You would have thought I’d learned something from my earliest memory of how I let worry get the best of me only to realize I’d fretted all night long for nothing. Then again, I was only six and profound life lessons were just not yet that impressionable. It began with a simple first-grade homework assignment, which was to cover our text books with brown-paper book covers provided by our teacher. Label it and include your name on the cover, the nun in the black-and-white habit instructed.
Maybe it was a subconscious fear of angering a nun or my self-imposed standard of perfection that led to my hours-long obsession with worry, but whatever the impetus was that provoked my worrying proved baseless.
When I sat down to complete my homework assignment, instead of labeling the cover of my reading book, I incorrectly wrote my name at the top of the cover. To rectify, I blacked out my name in ink and wrote in the title below, leaving this glaring blob that looked like a Rorschach inkblot. A feeling of dread came crashing over me like a tidal wave. I worried that I failed to follow my teacher’s instructions correctly. I worried she’d see that inkblot and find it repulsive like I did. I worried she’d hold it up for all to see how Lainey failed with an admonition for onlookers on how not to cover your book. I worried I’d be a laughing stock in front of my first-grade classmates.
That morning, as I settled into my desk among my peers with my freshly covered school books, I purposefully kept my reading book hidden at the bottom of the stack. I sat there with knots in my tummy, waiting for an embarrassing reprimand. Sister Theresa made sure we all had covered our books, but there was no inspection. The inkblot at the top of my reading book cover would go unnoticed. My misstep mattered not to Sister Theresa nor little Johnny Jacobin, my first-grade crush. All that worry and turning over in my bed the night before was for naught.
“That should have been a lesson in futility that worry accomplishes nothing more than a lost night of sleep and an upset stomach.
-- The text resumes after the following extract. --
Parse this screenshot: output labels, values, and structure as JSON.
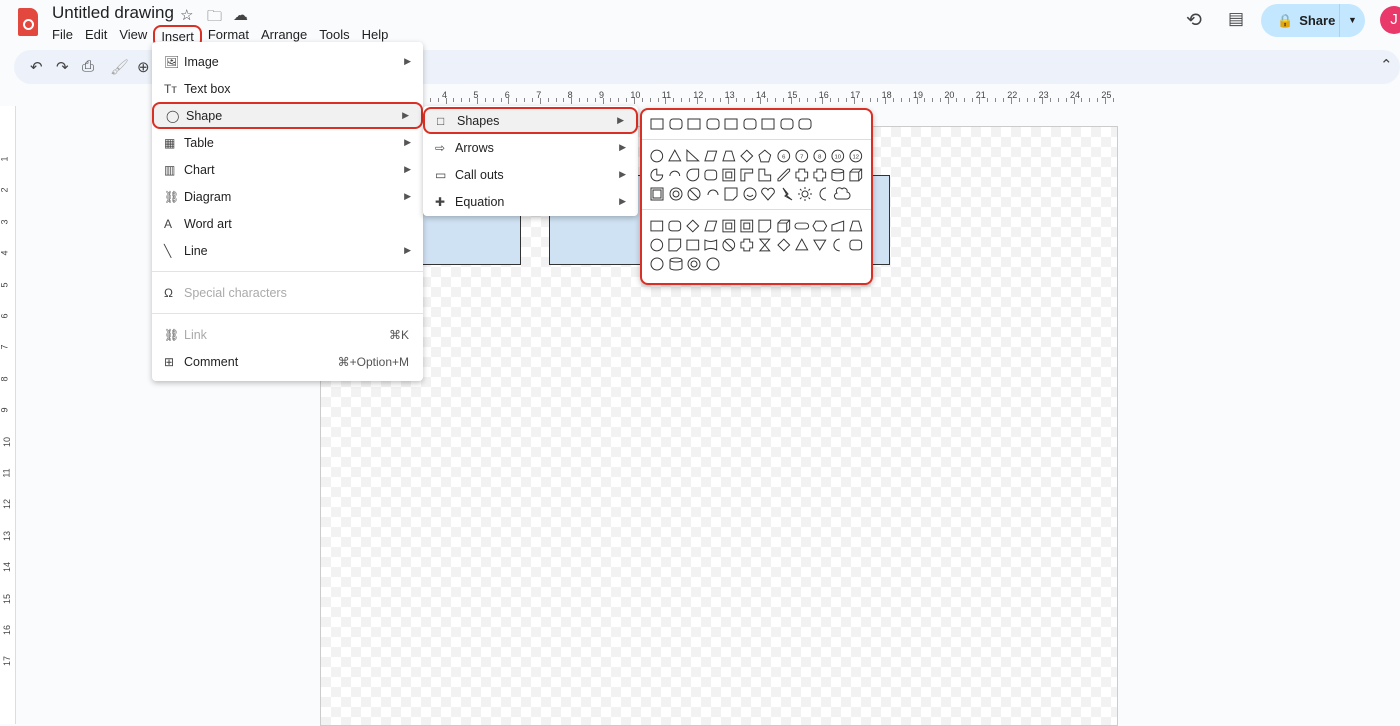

And yet I let worry move right in and take up residency.”
When I worry, I don’t eat or sleep. I hibernate and isolate. I pace and I imagine worst-case scenarios. Ask my kids. When they were in high-school, I always waited up until they walked through the door. If they spent the night at a friend’s house, I worried about house fires and whether the family’s smoke detectors were in working order. If they went on long bus trips with school mates, I worried about accidents. I even worried about the future. Where would I live? Will I have enough money to make it? Will I be safe?
Worry is all-consuming and unhealthy. It took that major life change to uproot the weeds of Worry. God knew exactly what He was doing when He allowed that blindside to sweep me off my feet. It was an opportunity for God to work on me and others connected to me. He swooped in and used an unfortunate circumstance to bring about transformation in a number of lives not just mine. He let me know right away that He was working on my behalf. I know it sounds crazy, but He whispered to my heart to wait and to let Him work.
In the two years I waited, I meditated on His promises and memorized Bible verses that comforted me, gave me hope, strength and courage, and equipped me with words that reminded me of His presence (Joshua 1:9). I recited them often. The journey, however, was not completely devoid of Worry. There were moments of relapse, when I forgot to trust (Proverbs 3:5-6), to recall God’s faithfulness and to rely on His promises to always be there with me (Isaiah 41:10). There were moments of fear, when I failed to remember that God is in charge and delivers best-case scenarios. There were moments of sorrow, when I lost sight of His reminder to rest in Him (Matthew 11:28-30). I just needed to wait (Psalm 27:14) on His perfect timing, His precise pruning and His omnipotent intervention.
God was faithful. He was just. And He delivered. He gave me the desires of my heart when I delighted in Him (Psalm 37:4) and when I finally learned how to worship instead of worry.
Had I known what the LORD had planned, I would have waited better.